For a supposedly intelligent man, Obama has made an especially poor choice in his reported choice of Leon Panetta as CIA chief.
To say Panetta is inexperienced in intelligence would be an understatement. He is profoundly inexperienced, even more so than other previous CIA chiefs who came from a basically non-intelligence background. His main qualification appears to be that he was President Clinton’s chief of staff, and yet nevertheless supported Obama in his campaign against Hillary.
Well, I guess the Panetta appointment represents “change.” And we can only “hope” it doesn’t lead to a further and dangerous undermining of the already troubled CIA.
It is a mark of Panetta’s profound lack of qualifications for the job that even Democrat partisans such as incoming chairwoman of the Senate Intelligence Committee Diane Fienstein and departing chairman John D. Rockefeller sounded stunned and displeased. Feinstein was particularly upset that she had not been consulted about the choice—never a good move for an incoming President trying to work and play well with Congress—and she made it clear she would have preferred someone with a background in intelligence.
This doesn’t mean Panetta’s confirmation is truly threatened, however. It appears that whatever Obama wants, Obama will get.

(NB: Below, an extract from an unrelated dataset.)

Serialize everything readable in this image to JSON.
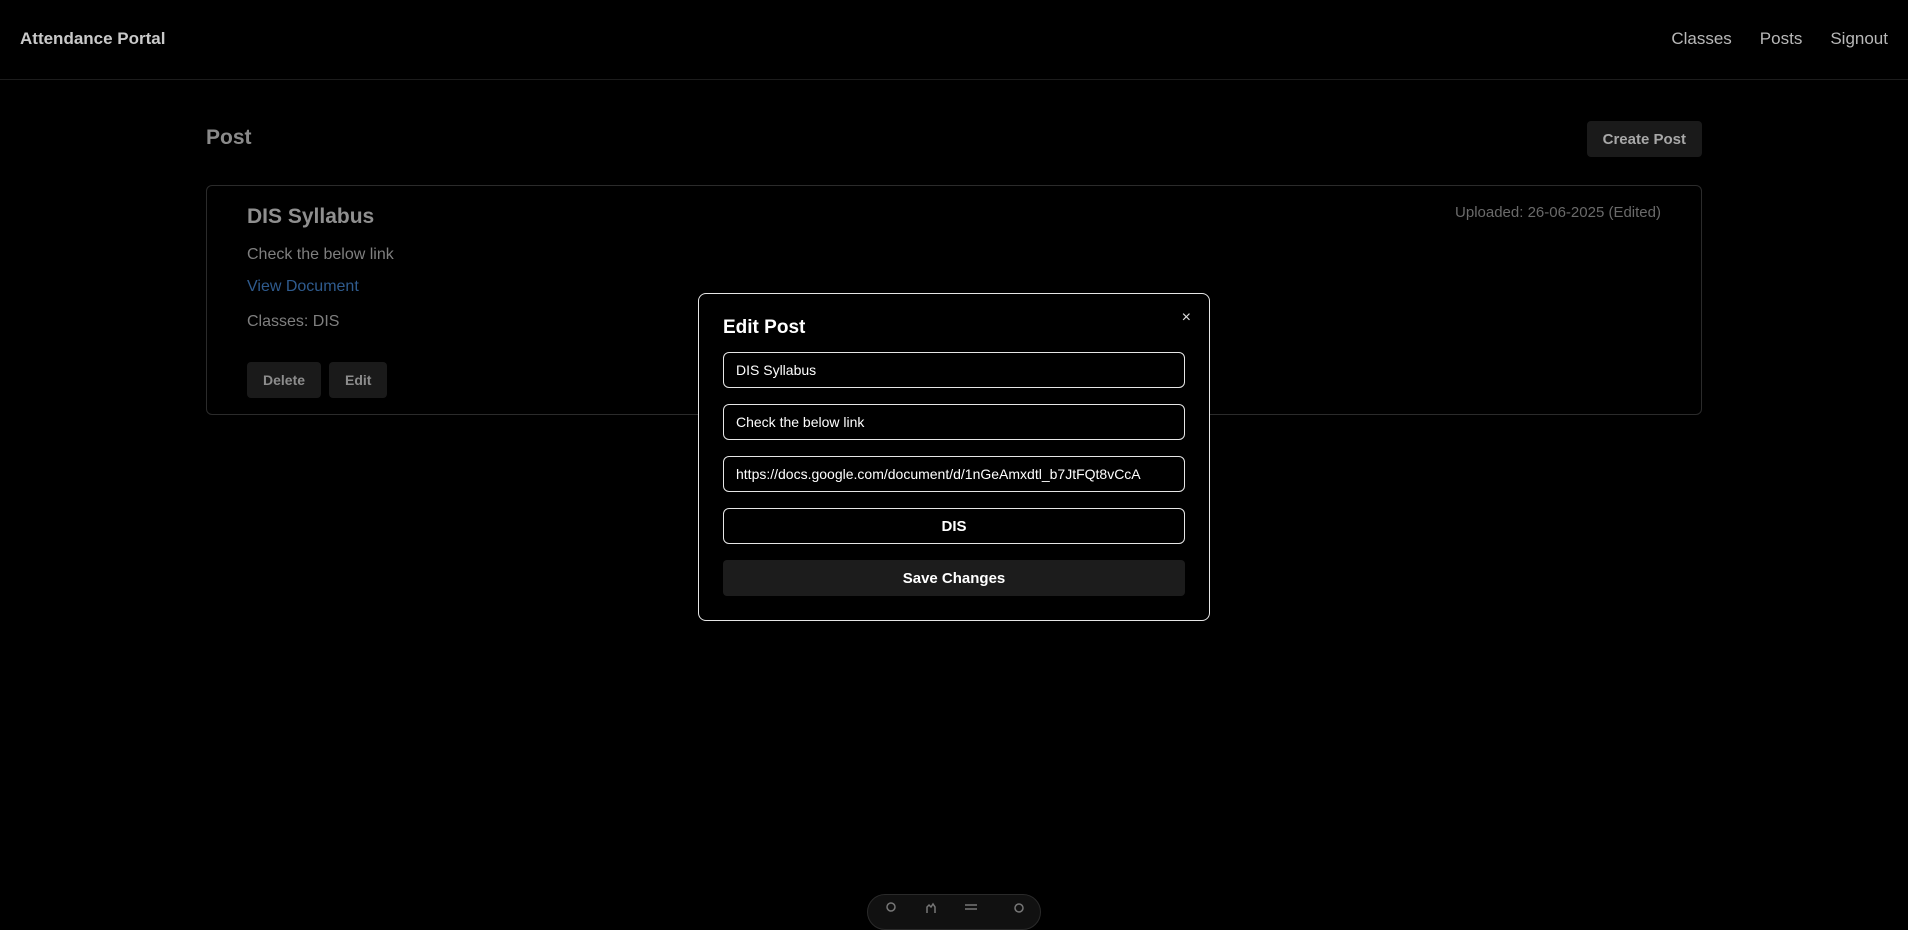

The real problem that seems to have led to the appointment of such a complete outsider was that everyone with any sort of background in intelligence was considered tainted by ties to the supposedly nefarious Bush-era CIA, which approved controversial techniques such as waterboarding.
So Obama decided to throw out the baby (intelligence) with the bathwater (coercive interrogation techniques). To find a CIA head with the properly squeaky clean hands, Obama had to find one with no hands-on experience at all. Panetta fit the bill, since he not only had the requisite lack of background, but he had also been outspoken in his condemnation of all CIA practices that could conjure up any suggestion that they might arguably represent torture. Therefore he was doubleplusgood.
Panetta’s inexperience might not have made that much of a difference with a President who was not a complete neophyte himself. But unfortunately, Obama has no more credentials than Panetta has in that arena. What’s more, Obama recently appointed as Director of National Intelligence retired Navy Admiral Dennis Blair, who likewise has no experience in intelligence.
This makes for quite a troika. As blogger “Spook86,” who represents himself as being a former intelligence officer, says, it “doesn’t exactly inspire confidence.” No, not exactly.
It’s not as though we are in an era right now in which intelligence is relatively unimportant. It is widely conceded that it is vital. Does Obama not think so? Does he consider it an afterthought? Does he feel that PC considerations and placating the left wing of his party trump finding a competent person to head the intelligence community? Or does he think all that’s required is to be a good administrator, and the rest can be learned on the job? If so, is this an extension of the hubris that has plagued him from the very start of his campaign?
[ADDENDUM: The WSJ wonders if this signals an upcoming purge in the CIA of all persons associated with the "torture" years. If so, the entire agency would end up staffed by neophytes. How very reassuring that would be.]